## What to work on
The expected output is an exact restatement of all the records.

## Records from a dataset
··········

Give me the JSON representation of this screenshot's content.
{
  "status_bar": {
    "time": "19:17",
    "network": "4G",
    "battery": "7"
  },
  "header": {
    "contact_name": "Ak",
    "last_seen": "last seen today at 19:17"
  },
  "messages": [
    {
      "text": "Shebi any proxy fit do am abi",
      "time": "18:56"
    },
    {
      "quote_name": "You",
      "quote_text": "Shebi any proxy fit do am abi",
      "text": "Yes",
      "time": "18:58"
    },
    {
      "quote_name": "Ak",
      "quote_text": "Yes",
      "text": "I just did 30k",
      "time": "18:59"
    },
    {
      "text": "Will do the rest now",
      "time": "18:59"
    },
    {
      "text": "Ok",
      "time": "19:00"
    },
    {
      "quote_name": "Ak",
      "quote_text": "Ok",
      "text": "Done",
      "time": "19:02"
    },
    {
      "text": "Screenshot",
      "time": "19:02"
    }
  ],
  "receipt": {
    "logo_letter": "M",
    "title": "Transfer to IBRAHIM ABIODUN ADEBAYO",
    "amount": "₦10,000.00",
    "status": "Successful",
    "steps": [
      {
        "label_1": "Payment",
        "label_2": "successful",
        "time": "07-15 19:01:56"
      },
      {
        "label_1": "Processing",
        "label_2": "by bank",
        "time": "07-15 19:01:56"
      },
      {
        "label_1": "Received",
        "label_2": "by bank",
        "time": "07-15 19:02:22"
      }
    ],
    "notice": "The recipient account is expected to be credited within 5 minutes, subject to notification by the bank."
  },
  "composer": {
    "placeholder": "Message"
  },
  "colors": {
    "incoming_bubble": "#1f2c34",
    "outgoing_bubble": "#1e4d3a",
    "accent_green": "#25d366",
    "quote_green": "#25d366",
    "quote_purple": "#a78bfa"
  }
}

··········

## Your solution
Give me the JSON representation of this screenshot's content.
{
  "status_bar": {
    "time": "19:17",
    "network": "4G",
    "battery": "7"
  },
  "header": {
    "contact_name": "Ak",
    "last_seen": "last seen today at 19:17"
  },
  "messages": [
    {
      "text": "Shebi any proxy fit do am abi",
      "time": "18:56"
    },
    {
      "quote_name": "You",
      "quote_text": "Shebi any proxy fit do am abi",
      "text": "Yes",
      "time": "18:58"
    },
    {
      "quote_name": "Ak",
      "quote_text": "Yes",
      "text": "I just did 30k",
      "time": "18:59"
    },
    {
      "text": "Will do the rest now",
      "time": "18:59"
    },
    {
      "text": "Ok",
      "time": "19:00"
    },
    {
      "quote_name": "Ak",
      "quote_text": "Ok",
      "text": "Done",
      "time": "19:02"
    },
    {
      "text": "Screenshot",
      "time": "19:02"
    }
  ],
  "receipt": {
    "logo_letter": "M",
    "title": "Transfer to IBRAHIM ABIODUN ADEBAYO",
    "amount": "₦10,000.00",
    "status": "Successful",
    "steps": [
      {
        "label_1": "Payment",
        "label_2": "successful",
        "time": "07-15 19:01:56"
      },
      {
        "label_1": "Processing",
        "label_2": "by bank",
        "time": "07-15 19:01:56"
      },
      {
        "label_1": "Received",
        "label_2": "by bank",
        "time": "07-15 19:02:22"
      }
    ],
    "notice": "The recipient account is expected to be credited within 5 minutes, subject to notification by the bank."
  },
  "composer": {
    "placeholder": "Message"
  },
  "colors": {
    "incoming_bubble": "#1f2c34",
    "outgoing_bubble": "#1e4d3a",
    "accent_green": "#25d366",
    "quote_green": "#25d366",
    "quote_purple": "#a78bfa"
  }
}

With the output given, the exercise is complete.